Before I return to musing on the dinner table, let me guide you through my transformation of Mexico into Brazil. If you remember, I had prepared a traditional Gazpacho and a Red Snapper Veracruz Style. Guests brought mozzarella and tomato appetizers, so we certainly celebrated the holy red fruit. I have plenty of leftovers.
Beautiful, isn’t it? A decadent cornucopia. Here’s another view.
The remains of bestial eating. What to do? Well it’s time to use some magic fishbones. I pick through the remnants and assemble in a pot a respectable amount of bones, heads and shells.
To this I add oregano, parsley and sage from our garden. Simmer away. Next, I take out all the sweet potatoes, mash, add milk, mash, heat and stir. Now it’s time to sweat more veg.
But not olive oil this time, palm oil. Oh yes, I’m going to swing down from Veracruz to Bahia. Where is Bahia you ask? In Brazil, right on the Atlatic coast north of Rio De Janeiro. Fine. What does it look like?
Moqueca. A wonderful celebration of whitefish, shrimp, tomatoes, red peppers, coconut milk, and yes palm or dendê oil. Let Christoper Idone explain from his book Brazil: A Cook’s Tour.

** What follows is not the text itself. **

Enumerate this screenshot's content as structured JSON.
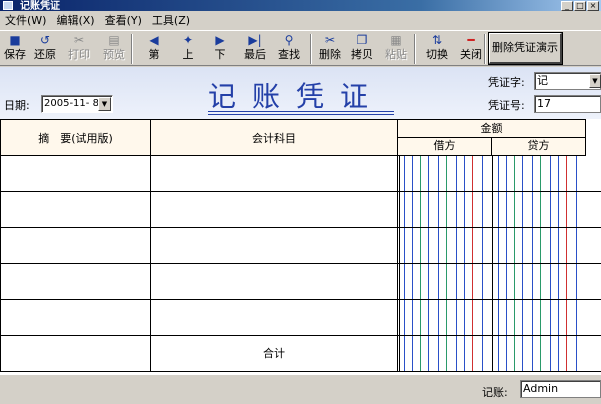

The African slaves brought the dendê palm (Elaeis guineensis) with them from West Africa along with their style of cooking, making Bahian food unlike that of the rest of Brazil. The crimson-colored oil is disappointingly tasteless until heated. Primarily used for frying, the oil is often added to a dish near the end of cooking to give color and flavor. And though cooks and food writers often suggest combining vegetable oil and paprika or annatto oil as a substitute, dendê has a flavor that can thrill the palete. Dendê is very high in saturated fat– a staggering 51 percent–and this does not sit well with Americans who worry about cardiovascular disease. It does not, however, seem to affect the health or figures of the Baianos. (93)
I’m sold on the flavor in the early stages of cooking. I pour a generous amount into the pan, add onions, carrots, celery, leeks, garlic and tomatoes. Then when its all worked itself down, I add the tomato, olives, and caper mixture from last night. Mix in the mashed sweet potatoes, then a can of coconut milk and I am cooking Bahian.
The guests have arrived, we’ve sat around and talked, ate grapes, cheese and bread. Quaffed glasses of wine. Time to plate and eat.
Ah, the dinner table.
A sacred space. In his seminal work The Sacred and Profane, Mircea Eliadae defines the sacred this way:
Man becomes aware of the sacred because it manifests itself, shows itself, as something wholly different from the profane. To designate the act of manifestation of the sacred, we have proposed the term hierophany. It is a fitting term, because it does not imply anything further; it expresses no more than is implicit in its etymological content, i.e., that something sacred shows itself to us. (11)
Inviting guests to your house, preparing the house, cooking a special meal, inviting Dionysus and Hestia, forming the bonds of family and friendship–is anything else more sacred? Brillat-Savarin in The Philosophy of Taste writes about such a moment:
Gourmandise is one of the principal links of society; it extends gradually that spirit of conviviality which unites every day different classes, welds them into one whole, animates conversation, and softens the angles of conventional inequality.
I’ll finish this post with the most appropriate words of M.F.K. Fisher in The Art of Eating.
“When shall we live, if not now?” asked Seneca before a table laid for his pleasure and his friends’. It is a question whose answer is almost too easily precluded. When indeed? We are alive, and now. When else live, and how more pleasantly than supping with sweet comrades? (40)